**TASK OBJECTIVE**:
Search the material for the word "linux" and report each line where it turns up.

**LISTED ENTRIES**:
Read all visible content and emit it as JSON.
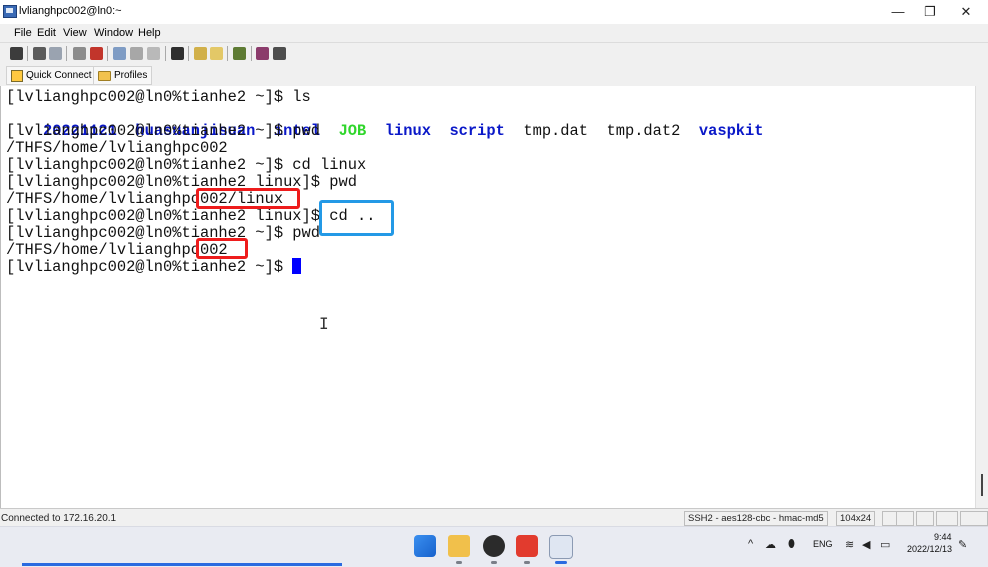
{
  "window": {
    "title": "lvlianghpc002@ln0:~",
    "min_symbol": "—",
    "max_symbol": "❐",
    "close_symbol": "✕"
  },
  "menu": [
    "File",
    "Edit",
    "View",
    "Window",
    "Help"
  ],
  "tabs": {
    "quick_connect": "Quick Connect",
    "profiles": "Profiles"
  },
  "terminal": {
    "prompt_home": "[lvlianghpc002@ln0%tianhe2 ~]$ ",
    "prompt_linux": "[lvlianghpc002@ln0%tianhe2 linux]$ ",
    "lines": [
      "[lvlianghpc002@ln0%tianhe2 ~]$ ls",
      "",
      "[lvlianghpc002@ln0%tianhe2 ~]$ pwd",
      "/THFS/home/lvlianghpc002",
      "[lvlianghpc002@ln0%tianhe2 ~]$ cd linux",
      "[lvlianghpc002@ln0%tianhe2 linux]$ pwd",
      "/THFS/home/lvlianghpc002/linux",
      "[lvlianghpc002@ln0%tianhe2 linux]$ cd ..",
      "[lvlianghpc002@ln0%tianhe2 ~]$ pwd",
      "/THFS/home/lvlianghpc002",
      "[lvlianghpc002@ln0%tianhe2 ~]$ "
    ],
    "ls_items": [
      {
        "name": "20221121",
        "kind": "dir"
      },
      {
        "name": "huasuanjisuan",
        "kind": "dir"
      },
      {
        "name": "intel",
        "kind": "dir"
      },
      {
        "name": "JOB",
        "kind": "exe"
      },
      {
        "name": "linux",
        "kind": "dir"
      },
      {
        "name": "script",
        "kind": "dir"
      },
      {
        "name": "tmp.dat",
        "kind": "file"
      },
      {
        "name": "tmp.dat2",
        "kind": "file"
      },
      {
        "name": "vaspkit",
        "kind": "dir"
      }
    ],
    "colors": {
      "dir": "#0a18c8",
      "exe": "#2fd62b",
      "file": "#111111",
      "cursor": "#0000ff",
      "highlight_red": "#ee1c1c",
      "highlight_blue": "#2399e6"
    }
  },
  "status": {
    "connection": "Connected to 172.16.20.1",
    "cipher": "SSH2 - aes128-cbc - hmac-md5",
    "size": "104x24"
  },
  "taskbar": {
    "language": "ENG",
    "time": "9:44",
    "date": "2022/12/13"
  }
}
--
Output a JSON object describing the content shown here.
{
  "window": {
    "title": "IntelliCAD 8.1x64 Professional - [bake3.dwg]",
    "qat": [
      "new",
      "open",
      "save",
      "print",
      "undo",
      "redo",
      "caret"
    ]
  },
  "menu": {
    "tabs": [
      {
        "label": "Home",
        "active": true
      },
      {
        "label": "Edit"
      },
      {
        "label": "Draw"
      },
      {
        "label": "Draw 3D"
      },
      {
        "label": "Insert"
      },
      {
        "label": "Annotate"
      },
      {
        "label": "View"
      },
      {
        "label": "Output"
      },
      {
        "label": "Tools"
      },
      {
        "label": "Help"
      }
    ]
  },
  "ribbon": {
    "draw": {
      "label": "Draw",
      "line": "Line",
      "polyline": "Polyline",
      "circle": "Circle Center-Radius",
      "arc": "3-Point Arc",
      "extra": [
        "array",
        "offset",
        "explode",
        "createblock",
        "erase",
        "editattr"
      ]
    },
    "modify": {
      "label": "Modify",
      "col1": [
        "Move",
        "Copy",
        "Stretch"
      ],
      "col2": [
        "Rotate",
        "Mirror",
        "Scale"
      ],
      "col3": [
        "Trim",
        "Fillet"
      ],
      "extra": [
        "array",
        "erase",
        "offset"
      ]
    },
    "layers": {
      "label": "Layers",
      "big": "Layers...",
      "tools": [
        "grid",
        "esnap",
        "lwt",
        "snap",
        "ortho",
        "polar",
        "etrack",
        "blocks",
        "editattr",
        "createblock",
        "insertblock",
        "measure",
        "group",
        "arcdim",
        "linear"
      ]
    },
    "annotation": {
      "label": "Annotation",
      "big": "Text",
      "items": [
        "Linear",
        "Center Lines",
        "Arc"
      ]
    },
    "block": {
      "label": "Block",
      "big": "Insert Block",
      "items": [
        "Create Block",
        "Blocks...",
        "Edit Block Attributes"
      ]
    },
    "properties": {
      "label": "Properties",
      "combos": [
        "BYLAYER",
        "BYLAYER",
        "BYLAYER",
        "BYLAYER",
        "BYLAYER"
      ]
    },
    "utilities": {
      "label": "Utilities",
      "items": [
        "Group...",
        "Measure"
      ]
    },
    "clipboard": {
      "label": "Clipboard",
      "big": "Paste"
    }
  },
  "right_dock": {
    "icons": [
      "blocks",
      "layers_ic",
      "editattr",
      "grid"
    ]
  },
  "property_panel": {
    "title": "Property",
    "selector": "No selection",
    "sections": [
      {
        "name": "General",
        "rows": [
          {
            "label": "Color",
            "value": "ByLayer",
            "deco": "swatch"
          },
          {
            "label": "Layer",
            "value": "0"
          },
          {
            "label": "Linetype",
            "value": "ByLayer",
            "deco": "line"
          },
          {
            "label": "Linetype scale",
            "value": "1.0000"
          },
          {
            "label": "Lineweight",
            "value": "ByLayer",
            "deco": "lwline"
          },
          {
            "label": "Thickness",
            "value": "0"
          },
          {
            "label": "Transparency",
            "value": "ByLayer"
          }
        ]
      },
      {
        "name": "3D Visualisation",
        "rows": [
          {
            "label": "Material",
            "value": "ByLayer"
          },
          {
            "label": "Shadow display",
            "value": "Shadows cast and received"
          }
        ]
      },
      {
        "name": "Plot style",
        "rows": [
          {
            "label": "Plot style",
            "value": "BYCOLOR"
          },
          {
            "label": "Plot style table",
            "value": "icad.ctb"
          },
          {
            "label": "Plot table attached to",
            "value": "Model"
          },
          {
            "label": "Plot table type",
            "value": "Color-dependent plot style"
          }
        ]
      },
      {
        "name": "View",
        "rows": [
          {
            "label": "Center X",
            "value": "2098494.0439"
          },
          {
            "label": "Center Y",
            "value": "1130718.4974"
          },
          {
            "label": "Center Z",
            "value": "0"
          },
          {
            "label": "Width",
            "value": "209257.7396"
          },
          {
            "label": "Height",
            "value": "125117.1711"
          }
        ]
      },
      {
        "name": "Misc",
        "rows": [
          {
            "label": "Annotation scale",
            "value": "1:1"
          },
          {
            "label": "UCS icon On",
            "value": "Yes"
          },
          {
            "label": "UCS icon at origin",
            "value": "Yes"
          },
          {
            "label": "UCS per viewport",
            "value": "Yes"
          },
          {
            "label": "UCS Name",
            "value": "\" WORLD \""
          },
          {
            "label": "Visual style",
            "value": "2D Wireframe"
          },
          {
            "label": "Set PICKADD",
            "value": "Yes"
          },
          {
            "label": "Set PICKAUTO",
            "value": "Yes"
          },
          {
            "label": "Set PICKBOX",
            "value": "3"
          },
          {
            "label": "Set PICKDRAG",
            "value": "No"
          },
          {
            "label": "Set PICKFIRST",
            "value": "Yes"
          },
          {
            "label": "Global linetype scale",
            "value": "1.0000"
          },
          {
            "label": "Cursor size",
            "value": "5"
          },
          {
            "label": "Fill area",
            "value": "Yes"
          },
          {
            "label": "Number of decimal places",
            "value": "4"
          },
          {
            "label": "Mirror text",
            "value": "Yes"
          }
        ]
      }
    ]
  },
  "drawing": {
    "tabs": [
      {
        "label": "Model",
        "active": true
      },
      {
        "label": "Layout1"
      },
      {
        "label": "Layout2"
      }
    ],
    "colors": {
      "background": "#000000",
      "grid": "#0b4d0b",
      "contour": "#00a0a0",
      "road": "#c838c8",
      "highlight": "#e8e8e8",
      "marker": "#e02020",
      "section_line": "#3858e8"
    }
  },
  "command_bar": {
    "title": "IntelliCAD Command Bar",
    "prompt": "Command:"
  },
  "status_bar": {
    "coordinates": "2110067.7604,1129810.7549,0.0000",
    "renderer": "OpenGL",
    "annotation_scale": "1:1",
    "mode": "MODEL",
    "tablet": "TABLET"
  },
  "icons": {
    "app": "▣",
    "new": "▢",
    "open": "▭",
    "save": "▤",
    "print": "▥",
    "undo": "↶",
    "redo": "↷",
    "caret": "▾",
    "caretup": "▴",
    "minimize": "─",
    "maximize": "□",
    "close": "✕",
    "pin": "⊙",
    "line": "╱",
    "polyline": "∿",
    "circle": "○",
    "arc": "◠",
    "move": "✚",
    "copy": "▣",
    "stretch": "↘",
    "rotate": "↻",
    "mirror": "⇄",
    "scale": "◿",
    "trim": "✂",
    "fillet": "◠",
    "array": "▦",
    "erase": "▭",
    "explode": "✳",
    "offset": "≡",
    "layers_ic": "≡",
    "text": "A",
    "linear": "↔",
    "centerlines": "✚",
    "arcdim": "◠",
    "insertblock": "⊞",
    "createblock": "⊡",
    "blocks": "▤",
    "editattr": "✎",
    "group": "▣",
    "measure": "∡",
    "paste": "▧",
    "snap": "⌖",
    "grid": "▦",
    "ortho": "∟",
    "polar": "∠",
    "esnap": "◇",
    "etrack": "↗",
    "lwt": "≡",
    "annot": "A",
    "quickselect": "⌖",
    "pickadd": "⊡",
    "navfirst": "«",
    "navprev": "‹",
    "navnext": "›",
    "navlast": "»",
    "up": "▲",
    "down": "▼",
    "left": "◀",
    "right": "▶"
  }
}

**RESULT OF THE EXERCISE**:
    "prompt_linux": "[lvlianghpc002@ln0%tianhe2 linux]$ ",
      "[lvlianghpc002@ln0%tianhe2 ~]$ cd linux",
      "[lvlianghpc002@ln0%tianhe2 linux]$ pwd",
      "/THFS/home/lvlianghpc002/linux",
      "[lvlianghpc002@ln0%tianhe2 linux]$ cd ..",
        "name": "linux",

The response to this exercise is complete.